This missile’s combat use includes launches into Syria from the Caspian Sea or from the Admiral Grigorovich or Admiral Essen Russian frigates in the Eastern Mediterranean, or from the Velikii Novgorod or Kolpino submarines, onto land targets in Syria occupied by rebels or ISIS forces.

The difficulty in intercepting this type of missile stems from the fact that, on the first half of its route, it moves at subsonic speed, and them accelerates to supersonic speed on the final leg of its trajectory, just before it hits its target.

Several analysts tried to compare Kalibr and Tomahawk missiles. This is, however, premature, as the Russian missile’s combat use is not comparable with its American counterpart.

Ukrainian Government officials stated that, in Crimea, Russia is currently in the process of modernizing four locations for storing nuclear weapons. Representatives of US intelligence services who were interviewed on the subject said that they could not comment this statement, but that they can confirm the fact that fighter jets and ships equipped with nuclear weapons were deployed in Crimea in the past. There is no international treaty which forbids Russia from transporting or storing nuclear weapons on its own territory. The problem in question is, however, if Crimea is a Russian territory or not. In December 2018, Ukraine’s foreign minister at the time published, during a briefing, a list of nuclear weapons positions. Mustafa Dzehmilev, the leader of Tatar minority, currently in exile in Ukraine, also signalled the presence of Russian nuclear weapons of the territory of Crimea as back as 2016.

The fact that Russia is developing military capabilities on a territory it abusively occupies made Sarah Bidgood, director of the Eurasia Nonproliferation Program at the Middlebury College’s James Martin Center for Nonproliferation Studies state the following: “There is an obvious strengthening of Russia’s force in the Black Sea. NATO will be under more and more pressure from its allies in the region to show that it is capable to respond to Russia’s attempt to take over control of the Black Sea. It is a truly dangerous environment”.

At the GLOBSEC Security Forum held in Bratislava in early June 2019, Wisconsin Senator Ron Johnson said that he requested “the organization of a multinational operation to ensure freedom of navigation in the Black Sea, in order to show that when Russia is aggressive and uses military actions in the West, we (NATO) can issue a military response, not by kinetic military actions but by displaying our force and capabilities”.

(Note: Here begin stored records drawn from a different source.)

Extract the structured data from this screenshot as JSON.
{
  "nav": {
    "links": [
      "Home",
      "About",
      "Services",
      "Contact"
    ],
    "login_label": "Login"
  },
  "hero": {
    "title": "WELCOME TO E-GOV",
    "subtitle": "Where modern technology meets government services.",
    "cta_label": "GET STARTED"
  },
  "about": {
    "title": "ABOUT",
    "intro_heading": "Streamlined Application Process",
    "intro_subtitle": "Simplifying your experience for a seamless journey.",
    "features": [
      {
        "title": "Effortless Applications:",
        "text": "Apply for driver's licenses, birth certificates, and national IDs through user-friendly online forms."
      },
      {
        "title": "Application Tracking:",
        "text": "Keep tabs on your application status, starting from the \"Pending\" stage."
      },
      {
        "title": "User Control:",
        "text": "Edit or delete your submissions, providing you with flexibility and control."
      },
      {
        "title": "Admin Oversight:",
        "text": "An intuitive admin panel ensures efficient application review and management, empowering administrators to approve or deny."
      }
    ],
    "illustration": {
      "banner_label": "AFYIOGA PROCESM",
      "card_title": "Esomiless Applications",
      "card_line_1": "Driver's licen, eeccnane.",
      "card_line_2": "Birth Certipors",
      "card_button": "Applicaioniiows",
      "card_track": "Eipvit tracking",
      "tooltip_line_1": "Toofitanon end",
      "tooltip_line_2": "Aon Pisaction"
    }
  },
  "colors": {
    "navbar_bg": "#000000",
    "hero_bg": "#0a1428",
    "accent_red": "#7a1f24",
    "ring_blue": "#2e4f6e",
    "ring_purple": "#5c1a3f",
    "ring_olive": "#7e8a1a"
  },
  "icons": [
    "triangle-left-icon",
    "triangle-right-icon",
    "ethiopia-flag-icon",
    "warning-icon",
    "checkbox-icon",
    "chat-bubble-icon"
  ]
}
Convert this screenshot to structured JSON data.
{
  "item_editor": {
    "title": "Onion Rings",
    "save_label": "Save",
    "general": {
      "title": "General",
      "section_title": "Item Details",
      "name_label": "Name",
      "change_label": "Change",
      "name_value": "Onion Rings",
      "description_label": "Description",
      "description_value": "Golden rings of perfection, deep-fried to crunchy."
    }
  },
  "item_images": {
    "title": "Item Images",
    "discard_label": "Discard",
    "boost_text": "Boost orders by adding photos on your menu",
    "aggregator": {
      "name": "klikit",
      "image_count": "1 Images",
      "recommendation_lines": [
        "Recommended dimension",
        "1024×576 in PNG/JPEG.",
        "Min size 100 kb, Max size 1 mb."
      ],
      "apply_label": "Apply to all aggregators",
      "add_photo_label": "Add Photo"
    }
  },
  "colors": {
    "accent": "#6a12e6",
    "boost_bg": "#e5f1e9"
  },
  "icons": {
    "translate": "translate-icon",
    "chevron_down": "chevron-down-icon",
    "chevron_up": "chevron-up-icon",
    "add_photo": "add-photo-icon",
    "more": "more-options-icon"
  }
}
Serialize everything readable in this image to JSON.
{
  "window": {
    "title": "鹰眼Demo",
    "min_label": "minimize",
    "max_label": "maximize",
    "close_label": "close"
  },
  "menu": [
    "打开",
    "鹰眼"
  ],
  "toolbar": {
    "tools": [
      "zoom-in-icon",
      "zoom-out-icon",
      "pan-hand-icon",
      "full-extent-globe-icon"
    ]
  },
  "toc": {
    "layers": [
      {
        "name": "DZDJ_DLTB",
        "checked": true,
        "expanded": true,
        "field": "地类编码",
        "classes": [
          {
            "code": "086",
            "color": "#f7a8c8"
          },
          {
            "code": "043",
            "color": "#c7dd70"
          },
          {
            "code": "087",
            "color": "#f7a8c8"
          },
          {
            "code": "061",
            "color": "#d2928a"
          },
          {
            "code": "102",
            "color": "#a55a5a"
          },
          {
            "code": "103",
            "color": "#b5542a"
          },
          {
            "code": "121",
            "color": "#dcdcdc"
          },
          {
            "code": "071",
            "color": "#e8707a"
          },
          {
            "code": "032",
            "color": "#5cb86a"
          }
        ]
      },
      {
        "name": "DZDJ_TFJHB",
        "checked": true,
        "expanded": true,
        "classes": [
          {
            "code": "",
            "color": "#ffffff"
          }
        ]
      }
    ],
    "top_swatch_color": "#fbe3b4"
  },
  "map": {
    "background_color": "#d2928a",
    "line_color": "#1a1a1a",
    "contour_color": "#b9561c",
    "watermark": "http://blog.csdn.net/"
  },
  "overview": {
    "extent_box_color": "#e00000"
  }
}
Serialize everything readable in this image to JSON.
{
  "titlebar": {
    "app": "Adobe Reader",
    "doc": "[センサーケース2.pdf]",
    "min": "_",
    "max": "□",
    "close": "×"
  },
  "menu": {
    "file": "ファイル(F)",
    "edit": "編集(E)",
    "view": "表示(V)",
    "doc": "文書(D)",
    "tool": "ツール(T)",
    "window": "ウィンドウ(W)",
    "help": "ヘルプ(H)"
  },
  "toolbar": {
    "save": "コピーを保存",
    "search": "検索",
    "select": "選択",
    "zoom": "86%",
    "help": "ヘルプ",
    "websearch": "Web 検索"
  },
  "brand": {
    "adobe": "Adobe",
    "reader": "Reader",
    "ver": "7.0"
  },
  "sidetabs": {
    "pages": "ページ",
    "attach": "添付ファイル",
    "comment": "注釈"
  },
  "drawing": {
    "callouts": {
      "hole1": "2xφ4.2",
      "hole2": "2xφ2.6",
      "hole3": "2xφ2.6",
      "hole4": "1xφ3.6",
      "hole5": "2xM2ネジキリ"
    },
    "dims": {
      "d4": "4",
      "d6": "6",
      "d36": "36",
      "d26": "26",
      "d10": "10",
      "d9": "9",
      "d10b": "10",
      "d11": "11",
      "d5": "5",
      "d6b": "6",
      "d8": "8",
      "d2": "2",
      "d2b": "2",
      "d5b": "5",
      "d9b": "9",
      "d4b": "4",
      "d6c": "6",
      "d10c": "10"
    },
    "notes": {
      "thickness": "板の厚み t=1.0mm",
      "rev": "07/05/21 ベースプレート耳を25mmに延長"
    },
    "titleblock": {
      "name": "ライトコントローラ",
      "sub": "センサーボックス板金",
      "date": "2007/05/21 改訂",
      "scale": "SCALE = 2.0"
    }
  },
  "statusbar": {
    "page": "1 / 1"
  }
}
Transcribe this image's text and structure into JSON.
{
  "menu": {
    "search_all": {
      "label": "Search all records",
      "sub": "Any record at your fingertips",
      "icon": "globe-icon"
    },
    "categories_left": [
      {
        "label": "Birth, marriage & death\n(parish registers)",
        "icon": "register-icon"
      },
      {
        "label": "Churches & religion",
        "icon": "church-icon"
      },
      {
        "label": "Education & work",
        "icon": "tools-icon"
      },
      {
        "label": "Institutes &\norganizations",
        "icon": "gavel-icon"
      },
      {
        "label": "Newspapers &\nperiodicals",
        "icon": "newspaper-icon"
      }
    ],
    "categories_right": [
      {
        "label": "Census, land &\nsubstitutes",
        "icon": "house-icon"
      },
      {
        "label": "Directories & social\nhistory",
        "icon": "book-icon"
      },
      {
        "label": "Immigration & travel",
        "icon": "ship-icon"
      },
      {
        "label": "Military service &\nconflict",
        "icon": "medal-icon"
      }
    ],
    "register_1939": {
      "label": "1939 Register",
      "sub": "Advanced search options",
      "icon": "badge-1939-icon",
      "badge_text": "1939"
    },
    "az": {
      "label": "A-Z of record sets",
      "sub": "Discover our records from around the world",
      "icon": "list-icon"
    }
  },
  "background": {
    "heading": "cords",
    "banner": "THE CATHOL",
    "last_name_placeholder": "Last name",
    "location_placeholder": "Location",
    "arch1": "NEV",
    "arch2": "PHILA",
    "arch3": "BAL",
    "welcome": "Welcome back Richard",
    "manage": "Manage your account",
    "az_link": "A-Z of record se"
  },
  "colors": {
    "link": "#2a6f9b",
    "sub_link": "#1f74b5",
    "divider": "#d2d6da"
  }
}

It is known that the Black Sea is a true testing range for Russia, where it attempts to use various offensive means of radio-electronic warfare, the most talked about being those regarding GPS spoofing. These experiments were also performed on civil, foreign commercial ships sailing in the area’s international waters. In this way, Russia acted as if it was in its own territorial waters, violating the right to navigation of some of the world’s free states.

In the same context, retired gen. Ben Hodges, a former commander of US land forces in Europe, said that “Russia, being a nation with a Black Sea shore, has the sovereign right to navigate the sea. But, by illegally annexing the Crimea and assaulting Ukrainian vessels, it positions itself against freedom of navigation on this sea.”

Through piling up forces with offensive capabilities in the Black Sea region, Moscow clearly expresses its option of reorienting its aggressive interests towards Southeast Europe, maybe more than towards the northeast, taking into account the extended purposes it has in this area. These simultaneously contain points of interest not only in the Black Sea, but also in the Eastern Mediterranean. Here, it targets Southeast Cyprus for its energy resources, but Syria or Iran could at any time be targets of Russian missiles.

Translated by Ionut Preda